• _WHAT IS EXPECTED_
Repeat the records in full. No pictures belong in the copy.

[App and web page records]

────────────────

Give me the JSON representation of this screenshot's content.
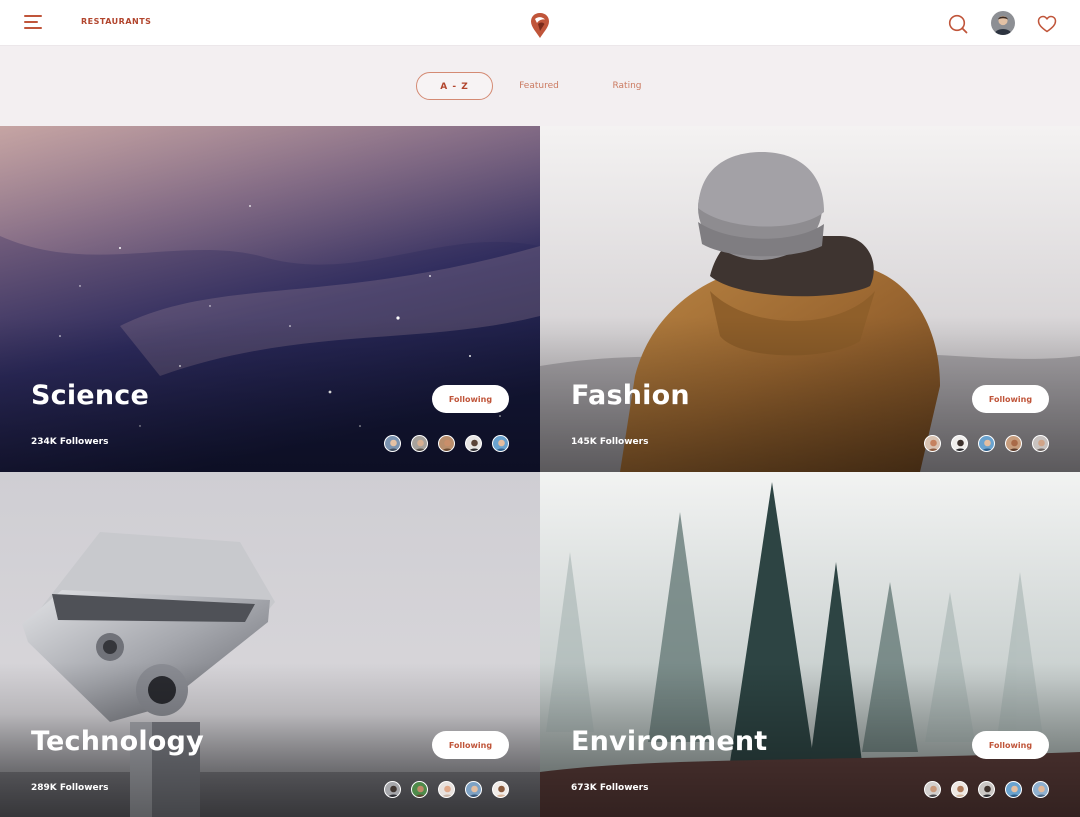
{
  "header": {
    "brand_link": "RESTAURANTS",
    "accent_color": "#c0553a"
  },
  "sort_tabs": [
    {
      "label": "A - Z",
      "active": true
    },
    {
      "label": "Featured",
      "active": false
    },
    {
      "label": "Rating",
      "active": false
    }
  ],
  "cards": [
    {
      "title": "Science",
      "followers": "234K Followers",
      "button": "Following",
      "image": "starry-sky-photo"
    },
    {
      "title": "Fashion",
      "followers": "145K Followers",
      "button": "Following",
      "image": "person-in-beanie-photo"
    },
    {
      "title": "Technology",
      "followers": "289K Followers",
      "button": "Following",
      "image": "tower-viewer-binoculars-photo"
    },
    {
      "title": "Environment",
      "followers": "673K Followers",
      "button": "Following",
      "image": "foggy-pine-forest-photo"
    }
  ],
  "icons": {
    "menu": "hamburger-icon",
    "logo": "pin-logo-icon",
    "search": "search-icon",
    "favorites": "heart-icon"
  }
}
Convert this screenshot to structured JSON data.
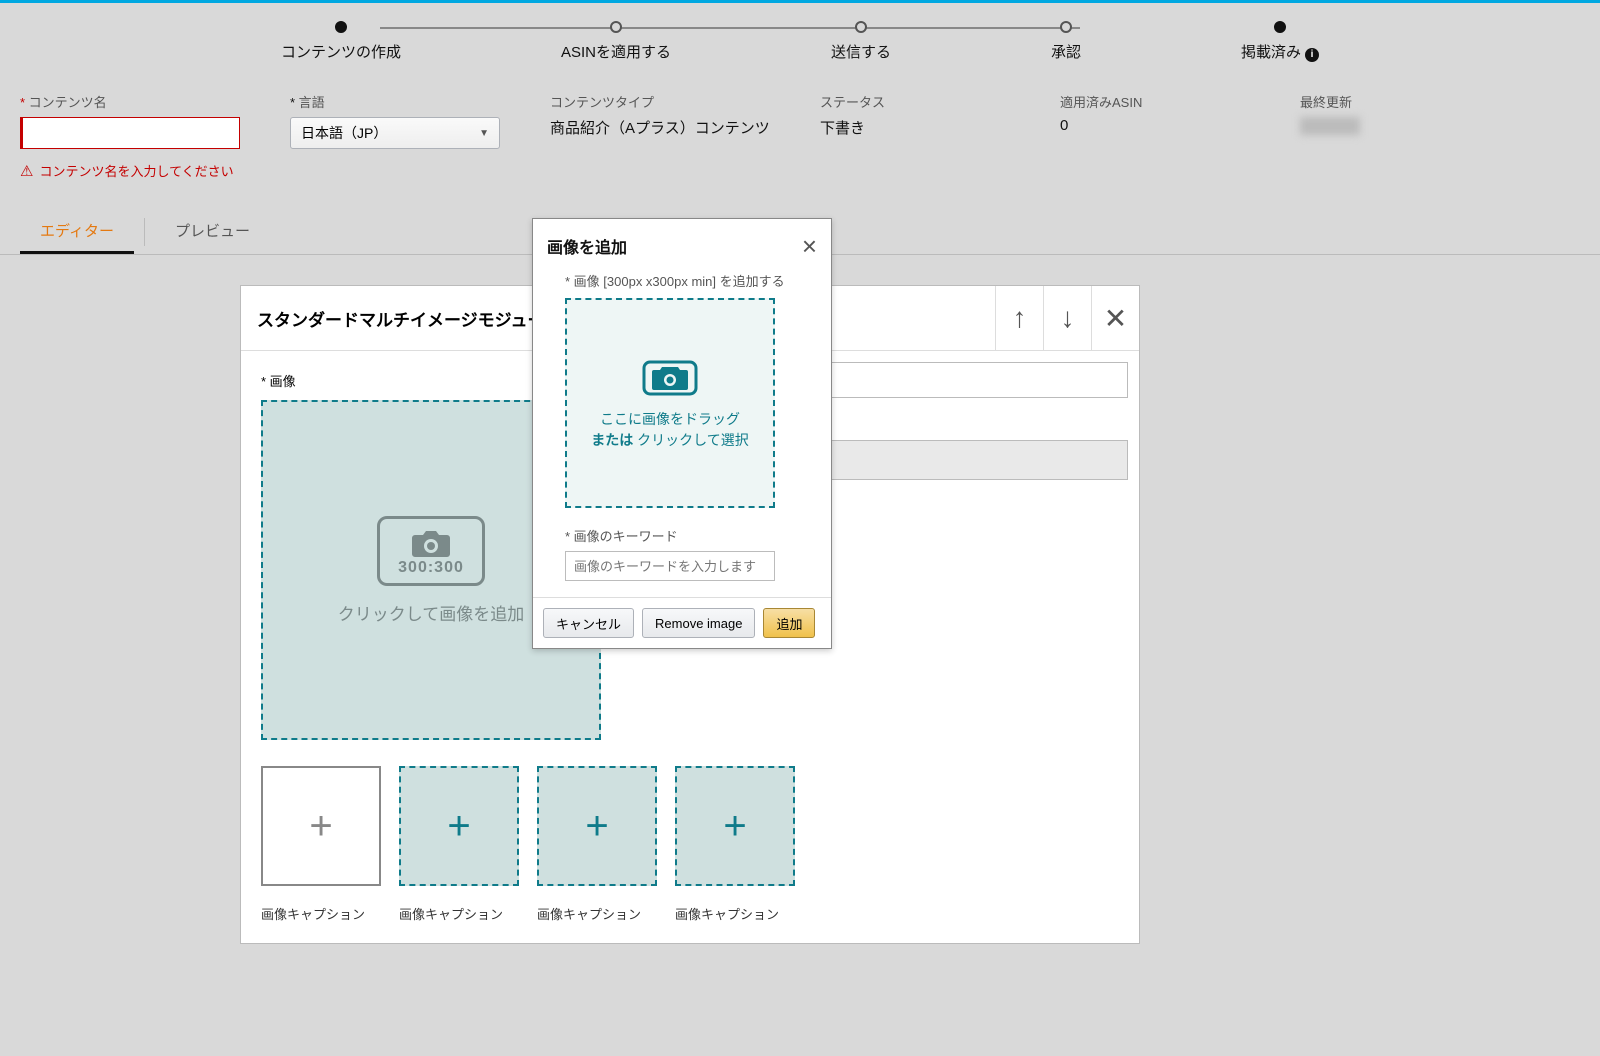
{
  "steps": [
    "コンテンツの作成",
    "ASINを適用する",
    "送信する",
    "承認",
    "掲載済み"
  ],
  "meta": {
    "name_label": "コンテンツ名",
    "name_error": "コンテンツ名を入力してください",
    "lang_label": "言語",
    "lang_value": "日本語（JP）",
    "type_label": "コンテンツタイプ",
    "type_value": "商品紹介（Aプラス）コンテンツ",
    "status_label": "ステータス",
    "status_value": "下書き",
    "asin_label": "適用済みASIN",
    "asin_value": "0",
    "updated_label": "最終更新"
  },
  "tabs": {
    "editor": "エディター",
    "preview": "プレビュー"
  },
  "module": {
    "title": "スタンダードマルチイメージモジュール",
    "image_label": "* 画像",
    "ratio": "300:300",
    "drop_text": "クリックして画像を追加",
    "caption": "画像キャプション"
  },
  "modal": {
    "title": "画像を追加",
    "size_label": "* 画像 [300px x300px min] を追加する",
    "drop_line1": "ここに画像をドラッグ",
    "drop_bold": "または",
    "drop_line2": " クリックして選択",
    "kw_label": "* 画像のキーワード",
    "kw_placeholder": "画像のキーワードを入力します",
    "cancel": "キャンセル",
    "remove": "Remove image",
    "add": "追加"
  }
}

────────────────

• _THE ANSWER_
Give me the JSON representation of this screenshot's content.
{
  "header": {
    "brand_link": "RESTAURANTS",
    "accent_color": "#c0553a"
  },
  "sort_tabs": [
    {
      "label": "A - Z",
      "active": true
    },
    {
      "label": "Featured",
      "active": false
    },
    {
      "label": "Rating",
      "active": false
    }
  ],
  "cards": [
    {
      "title": "Science",
      "followers": "234K Followers",
      "button": "Following",
      "image": "starry-sky-photo"
    },
    {
      "title": "Fashion",
      "followers": "145K Followers",
      "button": "Following",
      "image": "person-in-beanie-photo"
    },
    {
      "title": "Technology",
      "followers": "289K Followers",
      "button": "Following",
      "image": "tower-viewer-binoculars-photo"
    },
    {
      "title": "Environment",
      "followers": "673K Followers",
      "button": "Following",
      "image": "foggy-pine-forest-photo"
    }
  ],
  "icons": {
    "menu": "hamburger-icon",
    "logo": "pin-logo-icon",
    "search": "search-icon",
    "favorites": "heart-icon"
  }
}
Convert this screenshot to structured JSON data.
{
  "steps": [
    "コンテンツの作成",
    "ASINを適用する",
    "送信する",
    "承認",
    "掲載済み"
  ],
  "meta": {
    "name_label": "コンテンツ名",
    "name_error": "コンテンツ名を入力してください",
    "lang_label": "言語",
    "lang_value": "日本語（JP）",
    "type_label": "コンテンツタイプ",
    "type_value": "商品紹介（Aプラス）コンテンツ",
    "status_label": "ステータス",
    "status_value": "下書き",
    "asin_label": "適用済みASIN",
    "asin_value": "0",
    "updated_label": "最終更新"
  },
  "tabs": {
    "editor": "エディター",
    "preview": "プレビュー"
  },
  "module": {
    "title": "スタンダードマルチイメージモジュール",
    "image_label": "* 画像",
    "ratio": "300:300",
    "drop_text": "クリックして画像を追加",
    "caption": "画像キャプション"
  },
  "modal": {
    "title": "画像を追加",
    "size_label": "* 画像 [300px x300px min] を追加する",
    "drop_line1": "ここに画像をドラッグ",
    "drop_bold": "または",
    "drop_line2": " クリックして選択",
    "kw_label": "* 画像のキーワード",
    "kw_placeholder": "画像のキーワードを入力します",
    "cancel": "キャンセル",
    "remove": "Remove image",
    "add": "追加"
  }
}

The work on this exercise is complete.